When Khrushchev sent his Soviet foreign minister Andrei Gromyko to Beijing to calm down his impetuous ally lest he start a nuclear war, Mao explained to Gromyko how China and the Soviet Union could destroy the Americans, albeit at the cost of hundreds of millions of Chinese lives:
“I suppose the Americans might go so far as to unleash a war against China. China must reckon with this possibility, and we do. But we have no intention of capitulating! If the USA attacks China with nuclear weapons, the Chinese armies must retreat from the border regions into the depths of the country. They must draw the enemy in deep so as to grip U.S. forces in a pincer inside China…Only when the Americans are right in the central provinces should you give them everything you’ve got.”
Kissinger contrasts Mao Zedong’s foreign policy with that of Deng Xiaoping, but careful to not disrupt the cosmic Communist unity that Chinese leaders so cherish, he first explains that Mao’s Cultural Revolution had paved the way for Deng’s economic reforms: “Mao destroyed traditional China and left its rubble building blocks for ultimate modernization.”
In contrast to Mao’s vengeful pride, Deng practiced a pragmatic humility, traveling to the West to solicit for technology and expertise to help modernize China, an act that Mao would have interpreted as treason.

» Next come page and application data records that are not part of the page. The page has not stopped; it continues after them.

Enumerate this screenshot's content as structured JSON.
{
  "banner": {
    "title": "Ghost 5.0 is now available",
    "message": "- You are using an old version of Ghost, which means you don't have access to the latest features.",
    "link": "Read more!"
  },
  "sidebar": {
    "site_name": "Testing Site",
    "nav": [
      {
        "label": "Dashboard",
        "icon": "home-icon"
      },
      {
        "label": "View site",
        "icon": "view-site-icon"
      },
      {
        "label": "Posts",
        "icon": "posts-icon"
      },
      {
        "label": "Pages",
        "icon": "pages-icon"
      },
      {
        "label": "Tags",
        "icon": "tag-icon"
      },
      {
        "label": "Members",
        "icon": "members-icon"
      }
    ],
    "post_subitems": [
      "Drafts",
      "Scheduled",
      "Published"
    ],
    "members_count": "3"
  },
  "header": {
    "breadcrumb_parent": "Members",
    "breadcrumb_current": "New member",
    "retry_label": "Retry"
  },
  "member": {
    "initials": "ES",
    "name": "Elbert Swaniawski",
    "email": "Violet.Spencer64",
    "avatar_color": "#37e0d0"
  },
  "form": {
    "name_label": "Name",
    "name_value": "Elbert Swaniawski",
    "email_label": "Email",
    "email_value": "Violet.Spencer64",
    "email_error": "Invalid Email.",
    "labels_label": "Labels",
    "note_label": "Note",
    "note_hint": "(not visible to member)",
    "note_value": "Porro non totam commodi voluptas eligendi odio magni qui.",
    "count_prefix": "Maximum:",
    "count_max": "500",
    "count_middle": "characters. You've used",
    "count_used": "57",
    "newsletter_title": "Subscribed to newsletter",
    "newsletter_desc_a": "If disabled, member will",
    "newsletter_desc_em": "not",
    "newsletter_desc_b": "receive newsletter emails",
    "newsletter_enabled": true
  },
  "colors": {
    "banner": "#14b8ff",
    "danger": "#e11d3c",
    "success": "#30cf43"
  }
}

Kissinger avoids quoting “brilliant” Mao’s famous aphorisms, but does quote Deng’s 24-character statement on how China ought to manage international affairs: “Observe carefully; secure our position; cope with affairs calmly; hide our capacities and bide our time; be good at maintaining a low profile; and never claim leadership.”
For Kissinger, China’s fragile geo-political and economic situation can be directly linked to Mao’s violent idealism, while China’s strategic alliances and economic rise can be credited to Deng’s modest pragmatism. That’s a very strong message to China’s current leadership, who are witnessing a revival of Mao Zedong rhetoric in the Chinese military, as exemplified by Col. Liu Mingfu’s book China Dream.
For American policymakers, Kissinger directly cautions them to ignore Chinese nationalistic rhetoric (just as Zhou Enlai once cautioned Kissinger to ignore Mao’s rhetoric). For Kissinger, Communist Party leaders are first and foremost Chinese strategists who practice Realpolitik: “China’s strategy generally exhibits three characteristics: meticulous analysis of long-term trends, careful study of tactical options, and detached exploration of operational decisions.”
Kissinger believes that by building diplomatic institutions (what he calls the “Pacific Community”) China and the United States could avoid another Cold War; The Qing’s rebuff of Lord Macartney is a history that must not repeat itself.